Then there’s the Istrian wine, a sublime story of earth, wind and sun. Wine has been produced on the gentle hills of Istria since time immemorial, but it’s the recent crop of talented winemakers who have built on tradition, threw in some playful new elements and taken wine production to the next level. Leading the pack among those is the Arman family, helmed by the father-son team, Franc and Oliver. Their ancestors started planting vine on the hills of western Istria as early as 1850, but it was grandfather Edoardo Arman who devoted himself to diligently planting the indigenous Malvasia and Teran varietals. He poured love, passion and much hard work into these vineyards, passing them on as fundamental values that Franc and Oliver carry on today. Learning from their forefathers and respecting centuries-old knowledge, the pair perfected the art of making “good” wine.
At their four hectares of vineyards and the winery in the village of Narduči, up a winding road that leads up into the hills north of Vižinada, Franc and Oliver carefully choose and pick the best grapes by hand. To produce their wines in a completely natural process, they use cutting-edge oenological technology in the family cellar five metres below the ground, nurturing, ripening and storing them in ideal conditions. Among wine connoisseurs, their award-winning wines are known for their personality, distinctive aroma and a rich bouquet. Floral and fruity, the pale-yellow Malvazija tinged with green tastes crisp and pleasantly acidic. Fresh and fluttering in taste, the Perla Bianca natural sparkling wine is a full-bodied experience, yet unpretentious. Yet it’s the Teran that Arman is most renowned for; the ruby-red Teran Barrique is aged for twelve months in oak barrels, delivering a taste that’s robust and dry.
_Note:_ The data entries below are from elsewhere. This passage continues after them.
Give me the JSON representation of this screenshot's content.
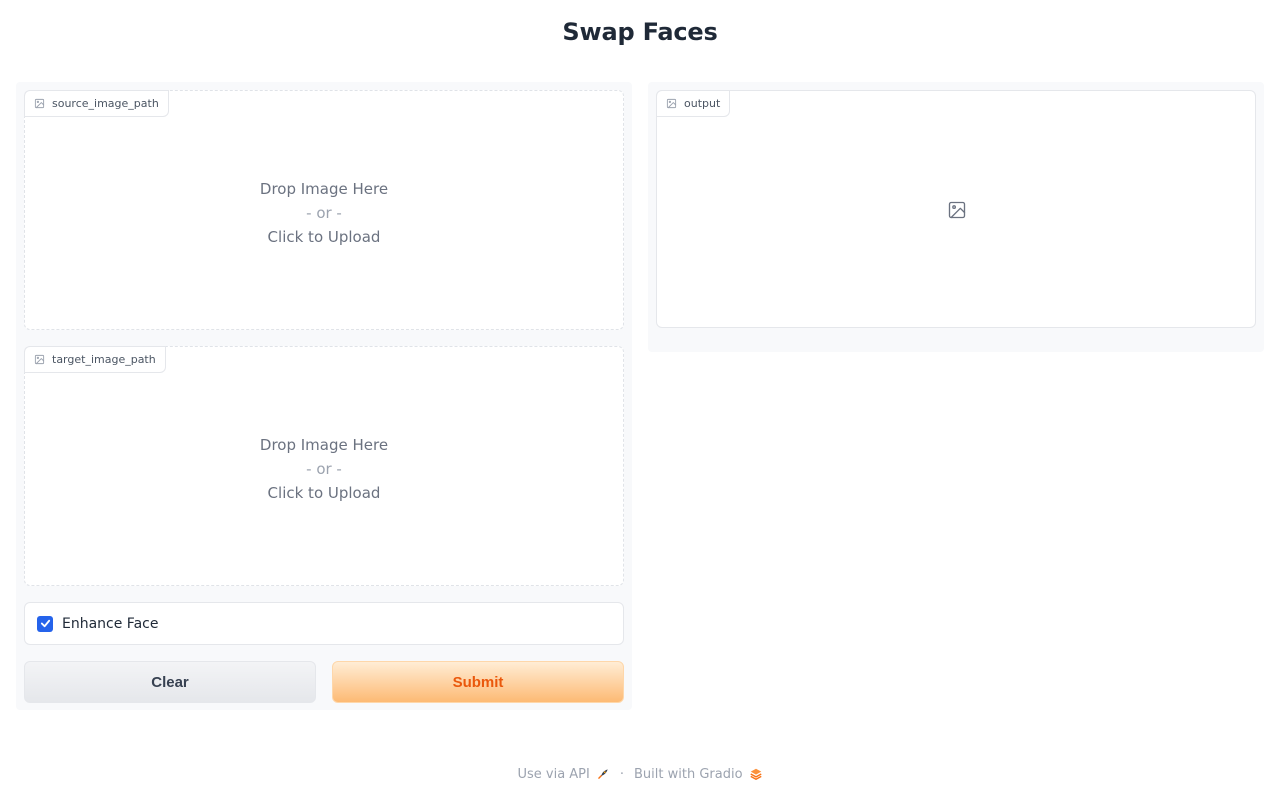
{
  "page": {
    "title": "Swap Faces"
  },
  "inputs": {
    "source": {
      "label": "source_image_path",
      "drop_line1": "Drop Image Here",
      "drop_or": "- or -",
      "drop_line2": "Click to Upload"
    },
    "target": {
      "label": "target_image_path",
      "drop_line1": "Drop Image Here",
      "drop_or": "- or -",
      "drop_line2": "Click to Upload"
    },
    "enhance_face": {
      "label": "Enhance Face",
      "checked": true
    }
  },
  "output": {
    "label": "output"
  },
  "buttons": {
    "clear": "Clear",
    "submit": "Submit"
  },
  "footer": {
    "api_link": "Use via API",
    "separator": "·",
    "built_with": "Built with Gradio"
  },
  "colors": {
    "accent": "#2563eb",
    "submit_text": "#ea580c",
    "submit_bg_start": "#ffedd5",
    "submit_bg_end": "#fdba74"
  },
  "icons": {
    "label_icon": "image-icon",
    "output_placeholder": "image-icon",
    "checkbox": "check-icon",
    "api": "rocket-icon",
    "gradio": "gradio-logo-icon"
  }
}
The latest launch is the unique Il Grande, inspired by Veli Jože, the famed giant from Istrian lore. This powerful cuvée of Teran, Merlot and Cabernet Franc has an aroma of dark chocolate and a strong structure filled with ripe tannins – pure delight at every sip. Sitting at the Arman winery with magnificent views and sipping on a glass of their exceptional wine, you can taste the rich past and tradition in the glass. It’s a story that spans six generations of winemakers, four types of Istrian soil and many faces of the same zeal – for sublime wine.